The 67-year-old explained his diversification thus: “These whites are great to counterbalance the more red-wine-leaning Chinese centrepiece of what I do. China is and will remain our lighthouse project as we value the chance and our relationship with the people of Changyu for 18 years. And when do you get the chance to shape Chinese exports, being the first to do so . . .?” 

 His Austrian wines are branded New Chapter, as well they might be, given the family history of his own name. Lenz Moser is the name of the important Austrian wine company sold by his parents in 1987 to an Austrian consortium, and is also, as wine students know, the name of a vine-training system invented by his grandfather. The current Lenz Moser left the family company in 1997 to work for the lateRobert Mondaviin California whom he describes as “my springboard to the global fine wine business”. 

 It’s interesting to wonder what Mondavi, California’s most famous wine producer and a congenitally expansionist traveller, would have made of the Chinese wine market that took off like a rocket in the first decade of this century but has shrivelled recently. Will it ever recover from corruption and the measures that ensued (“gifting” fancy wine was endemic at one stage), atrade war with Australia, once a prime source of imported wine, and an exceptionally severe lockdown?

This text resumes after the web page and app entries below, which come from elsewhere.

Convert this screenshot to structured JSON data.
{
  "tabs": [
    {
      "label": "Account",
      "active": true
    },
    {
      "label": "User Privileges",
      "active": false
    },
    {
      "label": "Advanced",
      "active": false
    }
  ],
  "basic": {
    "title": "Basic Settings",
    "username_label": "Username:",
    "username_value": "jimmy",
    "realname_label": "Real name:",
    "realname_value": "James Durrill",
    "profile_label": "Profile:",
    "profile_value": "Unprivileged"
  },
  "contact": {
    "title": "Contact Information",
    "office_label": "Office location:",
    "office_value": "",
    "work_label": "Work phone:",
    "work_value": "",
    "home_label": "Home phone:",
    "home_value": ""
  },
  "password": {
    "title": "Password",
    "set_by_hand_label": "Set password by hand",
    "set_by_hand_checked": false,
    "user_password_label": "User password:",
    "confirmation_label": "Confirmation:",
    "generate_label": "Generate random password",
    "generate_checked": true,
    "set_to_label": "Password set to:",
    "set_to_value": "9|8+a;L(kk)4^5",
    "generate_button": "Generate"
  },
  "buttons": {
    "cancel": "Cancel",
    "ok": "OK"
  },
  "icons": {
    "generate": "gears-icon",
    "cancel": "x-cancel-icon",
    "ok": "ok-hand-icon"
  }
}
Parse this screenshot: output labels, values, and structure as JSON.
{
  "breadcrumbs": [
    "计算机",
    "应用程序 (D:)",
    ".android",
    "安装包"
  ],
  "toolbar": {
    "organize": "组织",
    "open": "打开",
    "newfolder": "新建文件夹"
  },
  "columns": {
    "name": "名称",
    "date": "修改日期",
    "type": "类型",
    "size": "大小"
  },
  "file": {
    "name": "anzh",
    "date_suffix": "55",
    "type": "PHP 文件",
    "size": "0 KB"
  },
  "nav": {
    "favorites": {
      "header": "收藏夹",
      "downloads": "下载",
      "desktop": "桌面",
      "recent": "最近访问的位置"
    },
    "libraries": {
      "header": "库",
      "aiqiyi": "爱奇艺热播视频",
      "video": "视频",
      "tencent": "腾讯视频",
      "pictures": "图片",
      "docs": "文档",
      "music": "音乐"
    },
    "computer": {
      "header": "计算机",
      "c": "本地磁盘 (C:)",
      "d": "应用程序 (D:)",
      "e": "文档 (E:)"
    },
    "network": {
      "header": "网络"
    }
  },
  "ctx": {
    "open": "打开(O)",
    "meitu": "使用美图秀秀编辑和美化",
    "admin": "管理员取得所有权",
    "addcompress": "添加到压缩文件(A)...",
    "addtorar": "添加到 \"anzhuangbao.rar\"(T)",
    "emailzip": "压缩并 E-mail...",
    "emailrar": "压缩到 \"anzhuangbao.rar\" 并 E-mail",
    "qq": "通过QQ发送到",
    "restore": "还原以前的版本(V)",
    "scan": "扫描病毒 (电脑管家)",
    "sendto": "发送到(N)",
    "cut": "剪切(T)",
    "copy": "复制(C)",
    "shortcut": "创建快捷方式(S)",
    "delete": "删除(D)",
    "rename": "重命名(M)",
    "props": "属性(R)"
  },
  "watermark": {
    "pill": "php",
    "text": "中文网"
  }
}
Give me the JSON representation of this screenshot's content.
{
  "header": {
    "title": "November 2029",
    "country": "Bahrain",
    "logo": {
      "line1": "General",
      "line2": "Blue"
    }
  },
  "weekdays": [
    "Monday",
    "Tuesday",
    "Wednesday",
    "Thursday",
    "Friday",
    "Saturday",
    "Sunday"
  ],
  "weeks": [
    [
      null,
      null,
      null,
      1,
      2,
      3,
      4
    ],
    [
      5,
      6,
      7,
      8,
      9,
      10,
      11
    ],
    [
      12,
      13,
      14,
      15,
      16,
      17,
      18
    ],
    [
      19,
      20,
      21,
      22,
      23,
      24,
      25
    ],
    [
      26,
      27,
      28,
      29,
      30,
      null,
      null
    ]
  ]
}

 I think it will be a while before China is a major wine exporter.